Thanks for the accounts of your experiences, and for your questions.
I'm not an expert regarding crow vocalizations. However, from an eBird
reviewer's perspective I have a couple of observations.
First, not surprisingly, in areas where both Fish Crows and American
Crows are abundant, I'm told that birders can separate the two species
by a variety of vocalizations in large part because those folks get to
hear both species regularly and year round. Much like how we recognize
Black-capped Chickadees from a wide selection of vocalizations, rather
subconsciously .... and not just a single, identifying song.
Secondly, the crow article linked below was written in response to a
notable spike in Fish Crow submissions in the Champlain Valley at
locations unlike the sparse, but concentrated, sites in the Burlington
urban area from which early records came. Most of those reports from
new locations from less urban to rural settings came with no
documentation, or documentation limited to perceived small size, or
because of a vocalization often described as nasal.
Because the uh.....uh pattern is unique to Fish Crows and easily
recognized, it is very useful for documentation of the species. And, of
all possible "in the field" identifying features it is by far the
easiest. By asking birders to document Fish Crows via the uh....uh
pattern the results were immediate. All the locations with well
documented uh......uh phrases were from the built up areas of greater
Burlington. This supported the notion that the increase in reports from
none urban areas were likely not Fish Crows.
Since the article was written, there has been a slow but persistent
increase in documented occurrences of Fish Crows between the population
in Glens Falls and the population in Burlington. The story is well
traced by looking at the eBird maps for the species year by year from
the first record in Vermont in 1993.
On 2/3/2019 9:19 AM, Scott Sainsbury wrote:
> Hi Ian,
> I agree that Fish Crow ID by vocalization can be tricky. I often hear the nasal-y begging call from the American Crow family that lives in our neighborhood. Always during nesting / fledging season. And sometimes beyond. Years ago, I was fooled by it, thinking I , at first, that was hearing a fish crow. In tone, it can be very close to a fish crow. But, over time figured out that it was a member or members of “our” local crow family. I had thought that perhaps is was fledglings, but the article you referenced cited females as the source. Do youngsters make the call, too?

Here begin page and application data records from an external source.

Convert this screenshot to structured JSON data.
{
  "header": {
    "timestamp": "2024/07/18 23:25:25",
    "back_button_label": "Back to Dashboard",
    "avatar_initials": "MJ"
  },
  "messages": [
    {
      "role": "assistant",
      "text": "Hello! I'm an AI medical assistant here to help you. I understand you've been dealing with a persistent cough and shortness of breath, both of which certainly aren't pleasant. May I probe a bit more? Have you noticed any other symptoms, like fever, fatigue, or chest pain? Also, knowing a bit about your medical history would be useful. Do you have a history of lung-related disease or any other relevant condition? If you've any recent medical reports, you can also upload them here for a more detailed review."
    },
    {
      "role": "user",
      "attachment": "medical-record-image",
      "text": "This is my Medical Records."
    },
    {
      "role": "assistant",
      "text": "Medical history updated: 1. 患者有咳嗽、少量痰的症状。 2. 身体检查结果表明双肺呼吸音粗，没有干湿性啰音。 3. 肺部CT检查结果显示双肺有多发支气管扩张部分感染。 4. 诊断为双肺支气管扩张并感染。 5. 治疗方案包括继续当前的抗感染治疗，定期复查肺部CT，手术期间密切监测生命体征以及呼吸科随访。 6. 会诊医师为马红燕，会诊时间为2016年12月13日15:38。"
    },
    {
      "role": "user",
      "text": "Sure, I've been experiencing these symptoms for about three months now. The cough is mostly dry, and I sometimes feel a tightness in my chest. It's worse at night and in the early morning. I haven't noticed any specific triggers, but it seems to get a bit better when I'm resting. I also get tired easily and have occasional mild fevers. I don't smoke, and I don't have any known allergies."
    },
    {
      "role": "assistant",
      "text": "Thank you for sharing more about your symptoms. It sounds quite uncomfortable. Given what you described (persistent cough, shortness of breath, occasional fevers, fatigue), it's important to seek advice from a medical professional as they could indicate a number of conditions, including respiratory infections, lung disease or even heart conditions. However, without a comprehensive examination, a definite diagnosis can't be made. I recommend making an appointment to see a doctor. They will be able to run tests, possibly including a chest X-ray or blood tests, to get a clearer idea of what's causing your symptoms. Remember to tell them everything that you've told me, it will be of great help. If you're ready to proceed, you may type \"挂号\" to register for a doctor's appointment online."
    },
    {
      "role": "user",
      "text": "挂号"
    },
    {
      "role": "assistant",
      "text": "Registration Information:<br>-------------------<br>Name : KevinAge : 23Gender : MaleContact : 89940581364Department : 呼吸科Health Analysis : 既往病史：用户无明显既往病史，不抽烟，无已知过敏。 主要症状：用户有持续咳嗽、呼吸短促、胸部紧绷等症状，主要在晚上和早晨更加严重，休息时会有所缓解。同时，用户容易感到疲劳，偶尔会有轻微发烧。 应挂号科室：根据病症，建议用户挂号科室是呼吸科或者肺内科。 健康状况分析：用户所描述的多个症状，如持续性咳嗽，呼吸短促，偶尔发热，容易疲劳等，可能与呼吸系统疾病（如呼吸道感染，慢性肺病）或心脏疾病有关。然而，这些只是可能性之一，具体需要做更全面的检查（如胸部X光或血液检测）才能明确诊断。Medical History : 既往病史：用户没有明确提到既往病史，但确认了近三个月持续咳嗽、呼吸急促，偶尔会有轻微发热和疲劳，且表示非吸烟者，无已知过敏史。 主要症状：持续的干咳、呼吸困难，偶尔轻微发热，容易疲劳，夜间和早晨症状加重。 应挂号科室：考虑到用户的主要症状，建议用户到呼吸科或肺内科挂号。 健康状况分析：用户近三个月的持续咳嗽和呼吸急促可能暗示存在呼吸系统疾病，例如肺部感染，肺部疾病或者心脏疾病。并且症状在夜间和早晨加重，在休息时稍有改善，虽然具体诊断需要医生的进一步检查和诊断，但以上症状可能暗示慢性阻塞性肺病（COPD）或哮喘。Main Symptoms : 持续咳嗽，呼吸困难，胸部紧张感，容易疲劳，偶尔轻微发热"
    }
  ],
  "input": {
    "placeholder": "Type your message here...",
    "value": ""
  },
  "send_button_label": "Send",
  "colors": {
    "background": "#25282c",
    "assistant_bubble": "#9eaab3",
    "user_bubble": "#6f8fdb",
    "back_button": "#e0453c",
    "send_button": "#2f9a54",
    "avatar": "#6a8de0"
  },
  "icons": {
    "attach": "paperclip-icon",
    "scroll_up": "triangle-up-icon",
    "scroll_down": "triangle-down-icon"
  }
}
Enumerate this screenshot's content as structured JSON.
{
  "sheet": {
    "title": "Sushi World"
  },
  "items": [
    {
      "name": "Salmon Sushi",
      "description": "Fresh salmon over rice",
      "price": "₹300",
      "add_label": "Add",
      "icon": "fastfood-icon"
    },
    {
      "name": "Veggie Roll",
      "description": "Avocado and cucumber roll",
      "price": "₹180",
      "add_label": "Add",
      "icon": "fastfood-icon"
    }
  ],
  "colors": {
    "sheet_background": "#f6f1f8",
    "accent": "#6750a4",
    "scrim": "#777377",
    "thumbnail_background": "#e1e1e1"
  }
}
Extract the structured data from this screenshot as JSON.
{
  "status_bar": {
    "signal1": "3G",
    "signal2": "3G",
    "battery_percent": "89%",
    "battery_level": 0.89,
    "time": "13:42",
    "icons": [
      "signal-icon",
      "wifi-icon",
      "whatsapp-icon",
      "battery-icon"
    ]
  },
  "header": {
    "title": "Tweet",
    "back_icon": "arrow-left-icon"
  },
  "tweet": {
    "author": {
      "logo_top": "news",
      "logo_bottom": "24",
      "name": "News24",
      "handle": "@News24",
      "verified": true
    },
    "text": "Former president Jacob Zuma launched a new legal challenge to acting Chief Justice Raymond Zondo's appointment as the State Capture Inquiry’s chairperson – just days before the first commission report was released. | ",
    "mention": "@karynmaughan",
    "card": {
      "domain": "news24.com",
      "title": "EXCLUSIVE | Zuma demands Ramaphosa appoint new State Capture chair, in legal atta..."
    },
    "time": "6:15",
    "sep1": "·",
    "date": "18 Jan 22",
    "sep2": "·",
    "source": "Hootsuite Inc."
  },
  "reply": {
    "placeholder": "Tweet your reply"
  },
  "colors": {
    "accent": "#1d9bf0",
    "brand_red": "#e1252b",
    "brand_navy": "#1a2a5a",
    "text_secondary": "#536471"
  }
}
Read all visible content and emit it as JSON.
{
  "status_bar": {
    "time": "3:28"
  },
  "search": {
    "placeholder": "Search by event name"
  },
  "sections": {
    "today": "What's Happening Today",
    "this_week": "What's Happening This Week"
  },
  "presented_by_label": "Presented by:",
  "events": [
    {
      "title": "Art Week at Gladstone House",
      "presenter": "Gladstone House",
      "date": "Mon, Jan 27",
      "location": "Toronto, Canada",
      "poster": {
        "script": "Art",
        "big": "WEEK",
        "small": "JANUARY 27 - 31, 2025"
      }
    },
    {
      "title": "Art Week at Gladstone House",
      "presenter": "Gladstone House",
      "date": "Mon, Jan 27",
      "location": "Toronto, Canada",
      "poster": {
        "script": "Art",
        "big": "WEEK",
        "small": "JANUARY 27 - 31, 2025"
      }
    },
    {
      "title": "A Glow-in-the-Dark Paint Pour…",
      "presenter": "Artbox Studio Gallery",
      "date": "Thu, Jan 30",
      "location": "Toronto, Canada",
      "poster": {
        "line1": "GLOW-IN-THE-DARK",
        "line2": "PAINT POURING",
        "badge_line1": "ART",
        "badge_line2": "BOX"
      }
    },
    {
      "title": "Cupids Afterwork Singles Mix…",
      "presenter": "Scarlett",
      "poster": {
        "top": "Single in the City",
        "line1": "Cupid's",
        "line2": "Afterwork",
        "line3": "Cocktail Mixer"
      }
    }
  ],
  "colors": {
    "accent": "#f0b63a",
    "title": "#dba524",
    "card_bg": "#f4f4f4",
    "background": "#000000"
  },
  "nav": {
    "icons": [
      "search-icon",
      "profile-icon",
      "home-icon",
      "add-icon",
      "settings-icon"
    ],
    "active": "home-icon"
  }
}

> Another observation — both the example of the fish crow vocalization in the article you referenced, and the vast majority of the fish crow vocalizations on the Macauley site, offer recordings of single note calls. This surprised me as I’ve often been entertained and delighted when I hear the UH-UH two note call — and think of it as the reference ID sound for Fish Crows. (https://search.macaulaylibrary.org/catalog?taxonCode=fiscro&mediaType=a&q=Fish%20Crow%20-%20Corvus%20ossifragus <https://search.macaulaylibrary.org/catalog?taxonCode=fiscro&mediaType=a&q=Fish%20Crow%20-%20Corvus%20ossifragus>) Is that actually a less frequently used vocalization? Is there any significance to which the bird employs?
> As always, thanks much for your insights.
> Scott Sainsbury
>> On Feb 3, 2019, at 8:08 AM, Ian Worley <[log in to unmask]> wrote:
>> Hello all,
>> Fish Crows are in the conversation these days in the Burlington area. For tips on locating and reporting Fish Crows, check out this article that's on the Vermont eBird website. Confirming Fish Crows can be a bit tricky and take some patience.
>> "Counting Vermont's Crows"
>> Enjoy your winter birding!
>> eBird reviewer for Vermont's Champlain Valley